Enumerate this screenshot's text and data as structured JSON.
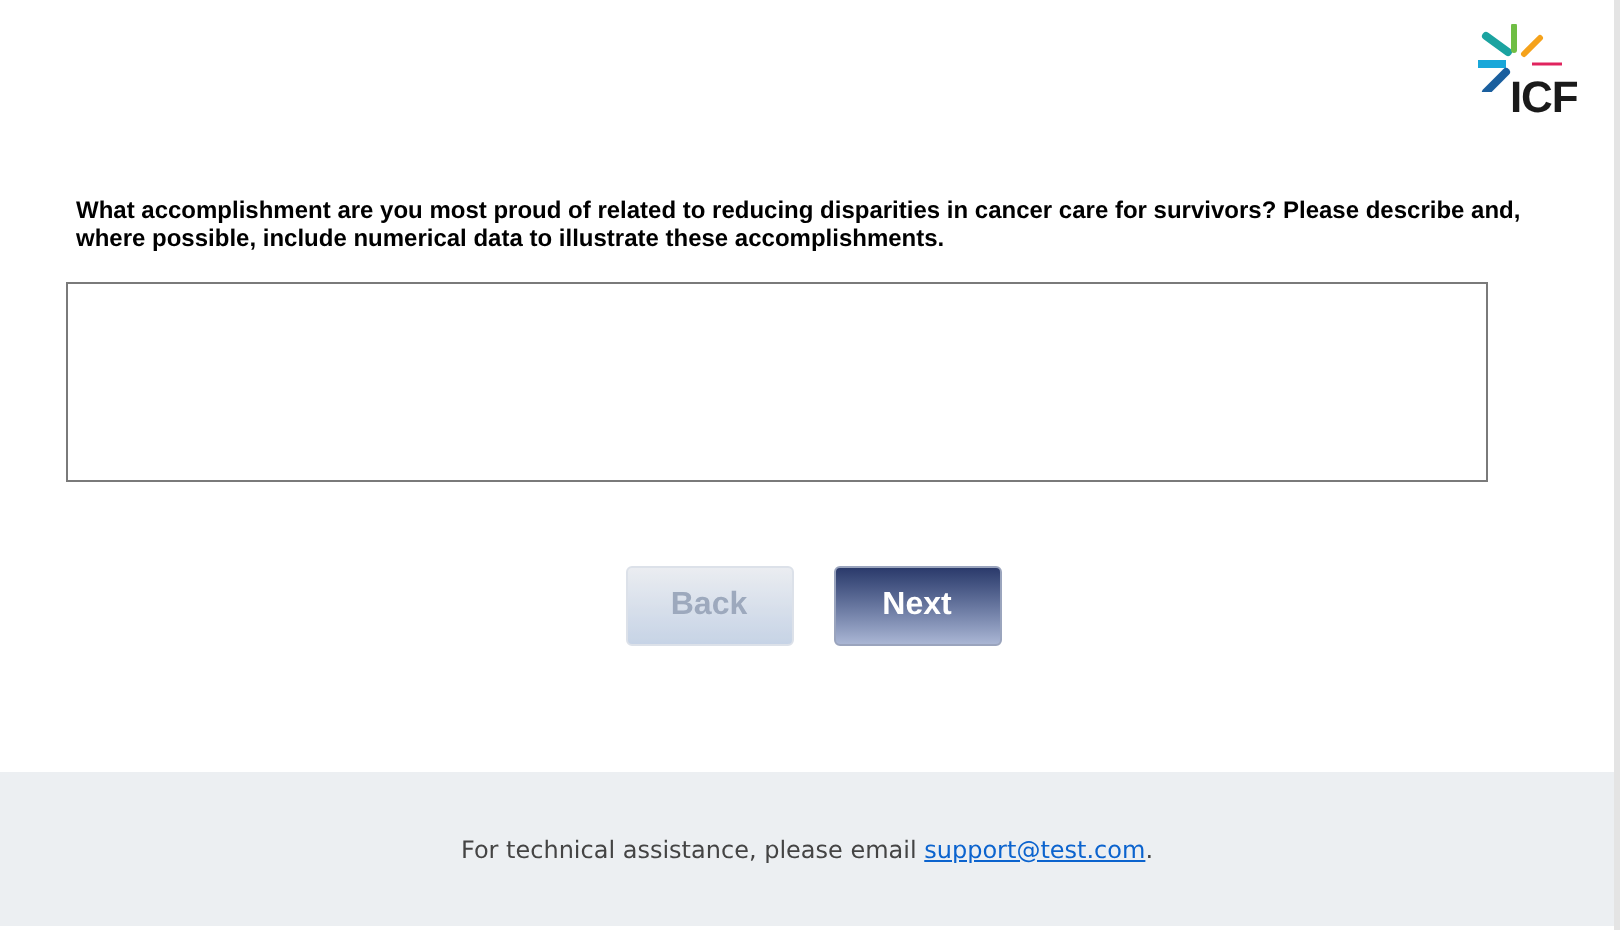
{
  "logo": {
    "text": "ICF"
  },
  "question": "What accomplishment are you most proud of related to reducing disparities in cancer care for survivors? Please describe and, where possible, include numerical data to illustrate these accomplishments.",
  "buttons": [
    {
      "label": "Back",
      "kind": "back",
      "disabled": true
    },
    {
      "label": "Next",
      "kind": "next",
      "disabled": false
    }
  ],
  "footer": {
    "text": "For technical assistance, please email ",
    "link": "support@test.com",
    "after": "."
  }
}
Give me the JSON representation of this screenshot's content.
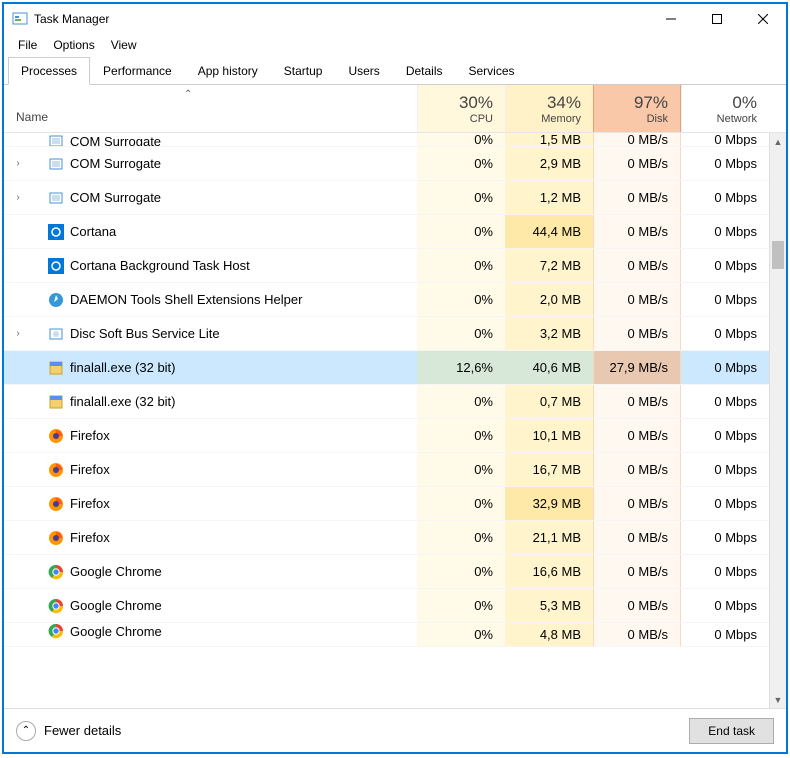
{
  "window": {
    "title": "Task Manager"
  },
  "menu": {
    "file": "File",
    "options": "Options",
    "view": "View"
  },
  "tabs": {
    "processes": "Processes",
    "performance": "Performance",
    "app_history": "App history",
    "startup": "Startup",
    "users": "Users",
    "details": "Details",
    "services": "Services"
  },
  "header": {
    "name": "Name",
    "cpu_pct": "30%",
    "cpu_lbl": "CPU",
    "mem_pct": "34%",
    "mem_lbl": "Memory",
    "disk_pct": "97%",
    "disk_lbl": "Disk",
    "net_pct": "0%",
    "net_lbl": "Network"
  },
  "rows": [
    {
      "exp": false,
      "icon": "com",
      "name": "COM Surrogate",
      "cpu": "0%",
      "mem": "1,5 MB",
      "disk": "0 MB/s",
      "net": "0 Mbps",
      "cut": true
    },
    {
      "exp": true,
      "icon": "com",
      "name": "COM Surrogate",
      "cpu": "0%",
      "mem": "2,9 MB",
      "disk": "0 MB/s",
      "net": "0 Mbps"
    },
    {
      "exp": true,
      "icon": "com",
      "name": "COM Surrogate",
      "cpu": "0%",
      "mem": "1,2 MB",
      "disk": "0 MB/s",
      "net": "0 Mbps"
    },
    {
      "exp": false,
      "icon": "cortana",
      "name": "Cortana",
      "cpu": "0%",
      "mem": "44,4 MB",
      "disk": "0 MB/s",
      "net": "0 Mbps"
    },
    {
      "exp": false,
      "icon": "cortana",
      "name": "Cortana Background Task Host",
      "cpu": "0%",
      "mem": "7,2 MB",
      "disk": "0 MB/s",
      "net": "0 Mbps"
    },
    {
      "exp": false,
      "icon": "daemon",
      "name": "DAEMON Tools Shell Extensions Helper",
      "cpu": "0%",
      "mem": "2,0 MB",
      "disk": "0 MB/s",
      "net": "0 Mbps"
    },
    {
      "exp": true,
      "icon": "disc",
      "name": "Disc Soft Bus Service Lite",
      "cpu": "0%",
      "mem": "3,2 MB",
      "disk": "0 MB/s",
      "net": "0 Mbps"
    },
    {
      "exp": false,
      "icon": "file",
      "name": "finalall.exe (32 bit)",
      "cpu": "12,6%",
      "mem": "40,6 MB",
      "disk": "27,9 MB/s",
      "net": "0 Mbps",
      "sel": true
    },
    {
      "exp": false,
      "icon": "file",
      "name": "finalall.exe (32 bit)",
      "cpu": "0%",
      "mem": "0,7 MB",
      "disk": "0 MB/s",
      "net": "0 Mbps"
    },
    {
      "exp": false,
      "icon": "firefox",
      "name": "Firefox",
      "cpu": "0%",
      "mem": "10,1 MB",
      "disk": "0 MB/s",
      "net": "0 Mbps"
    },
    {
      "exp": false,
      "icon": "firefox",
      "name": "Firefox",
      "cpu": "0%",
      "mem": "16,7 MB",
      "disk": "0 MB/s",
      "net": "0 Mbps"
    },
    {
      "exp": false,
      "icon": "firefox",
      "name": "Firefox",
      "cpu": "0%",
      "mem": "32,9 MB",
      "disk": "0 MB/s",
      "net": "0 Mbps"
    },
    {
      "exp": false,
      "icon": "firefox",
      "name": "Firefox",
      "cpu": "0%",
      "mem": "21,1 MB",
      "disk": "0 MB/s",
      "net": "0 Mbps"
    },
    {
      "exp": false,
      "icon": "chrome",
      "name": "Google Chrome",
      "cpu": "0%",
      "mem": "16,6 MB",
      "disk": "0 MB/s",
      "net": "0 Mbps"
    },
    {
      "exp": false,
      "icon": "chrome",
      "name": "Google Chrome",
      "cpu": "0%",
      "mem": "5,3 MB",
      "disk": "0 MB/s",
      "net": "0 Mbps"
    },
    {
      "exp": false,
      "icon": "chrome",
      "name": "Google Chrome",
      "cpu": "0%",
      "mem": "4,8 MB",
      "disk": "0 MB/s",
      "net": "0 Mbps",
      "cut2": true
    }
  ],
  "footer": {
    "fewer": "Fewer details",
    "end": "End task"
  }
}
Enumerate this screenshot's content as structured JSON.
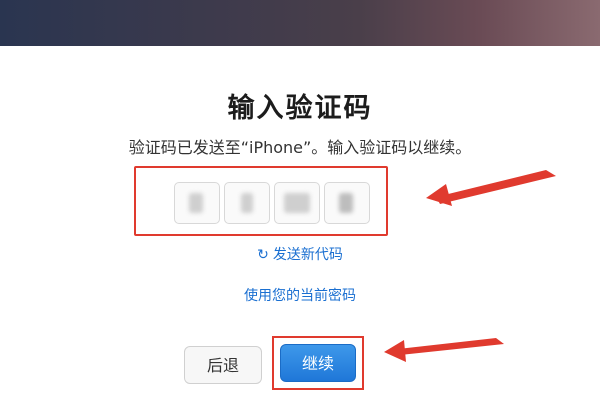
{
  "dialog": {
    "title": "输入验证码",
    "subtitle": "验证码已发送至“iPhone”。输入验证码以继续。",
    "resend_icon": "refresh-icon",
    "resend_label": "发送新代码",
    "use_password_label": "使用您的当前密码",
    "back_label": "后退",
    "continue_label": "继续"
  },
  "code_fields": {
    "count": 4
  },
  "colors": {
    "accent_blue": "#1a6fd1",
    "highlight_red": "#e03a2e"
  }
}
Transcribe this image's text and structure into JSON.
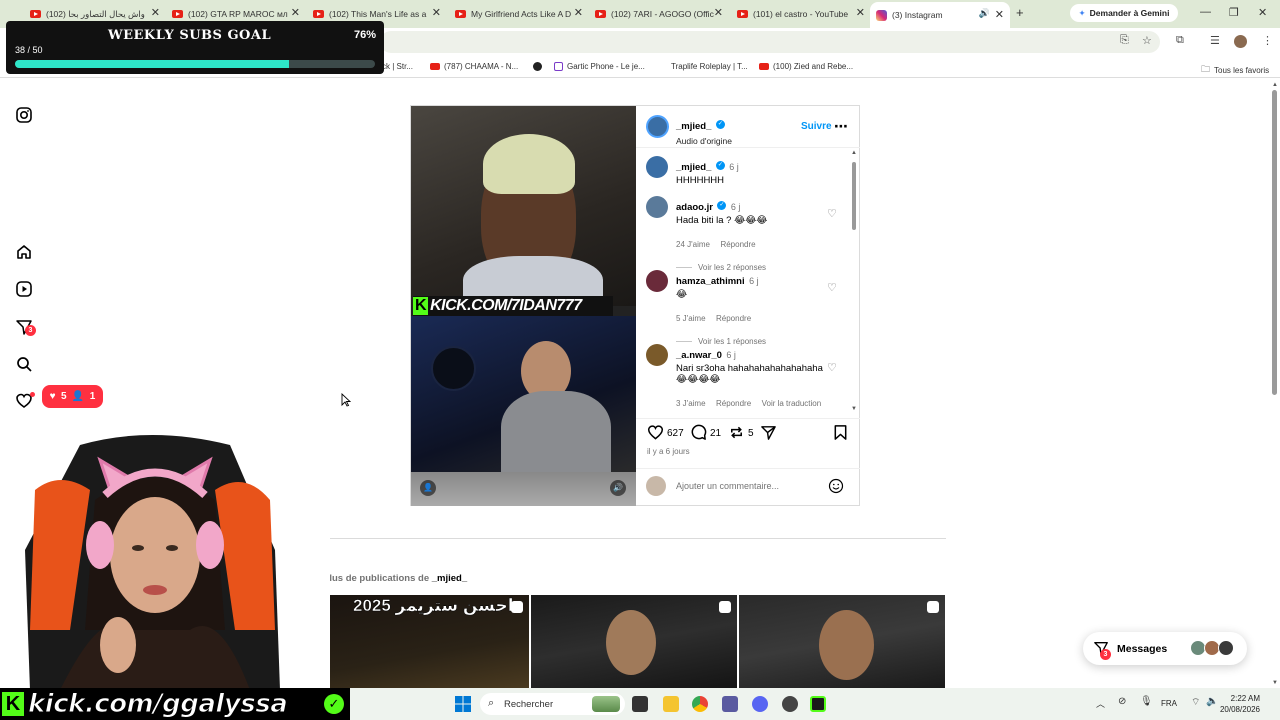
{
  "browser": {
    "tabs": [
      {
        "label": "(102) واش يحال التصاور بحا"
      },
      {
        "label": "(102) GTA RP MAROC мл"
      },
      {
        "label": "(102) This Man's Life as a"
      },
      {
        "label": "My Girlfriend Acts Like A D"
      },
      {
        "label": "(102) 7ARI - AGOGO (Offic"
      },
      {
        "label": "(101) el castro - YouTube"
      },
      {
        "label": "(3) Instagram"
      }
    ],
    "gemini_label": "Demander à Gemini",
    "bookmarks": [
      {
        "label": "ck | Str..."
      },
      {
        "label": "(787) CHAAMA - N..."
      },
      {
        "label": ""
      },
      {
        "label": "Gartic Phone - Le je..."
      },
      {
        "label": "Traplife Roleplay | T..."
      },
      {
        "label": "(100) Zied and Rebe..."
      }
    ],
    "all_favorites": "Tous les favoris"
  },
  "goal": {
    "title": "WEEKLY SUBS GOAL",
    "percent_label": "76%",
    "count": "38 / 50",
    "progress": 0.76
  },
  "nav": {
    "notif_badge": "3",
    "hearts": "5",
    "followers": "1"
  },
  "post": {
    "author": "_mjied_",
    "audio": "Audio d'origine",
    "follow": "Suivre",
    "video_overlay": "KICK.COM/7IDAN777",
    "caption": {
      "user": "_mjied_",
      "time": "6 j",
      "text": "HHHHHHH"
    },
    "comments": [
      {
        "user": "adaoo.jr",
        "time": "6 j",
        "text": "Hada biti la ? 😂😂😂",
        "likes": "24 J'aime",
        "reply": "Répondre",
        "more": "Voir les 2 réponses"
      },
      {
        "user": "hamza_athimni",
        "time": "6 j",
        "text": "😂",
        "likes": "5 J'aime",
        "reply": "Répondre",
        "more": "Voir les 1 réponses"
      },
      {
        "user": "_a.nwar_0",
        "time": "6 j",
        "text": "Nari sr3oha hahahahahahahahaha 😂😂😂😂",
        "likes": "3 J'aime",
        "reply": "Répondre",
        "translate": "Voir la traduction"
      }
    ],
    "like_count": "627",
    "comment_count": "21",
    "repost_count": "5",
    "posted": "il y a 6 jours",
    "add_comment_placeholder": "Ajouter un commentaire..."
  },
  "more": {
    "prefix": "Plus de publications de ",
    "user": "_mjied_",
    "thumb1_text": "احسن ستريمر 2025"
  },
  "messages": {
    "label": "Messages",
    "badge": "3"
  },
  "stream": {
    "kick_link": "kick.com/ggalyssa"
  },
  "taskbar": {
    "search": "Rechercher",
    "lang": "FRA",
    "time": "2:22 AM",
    "date": "20/08/2026"
  },
  "colors": {
    "accent": "#0095f6",
    "kick_green": "#53fc18",
    "goal_fill": "#2ee6c9",
    "notif_red": "#ff3040"
  }
}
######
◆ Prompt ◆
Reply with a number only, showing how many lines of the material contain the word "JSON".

◆ Solution to the exercise ◆
4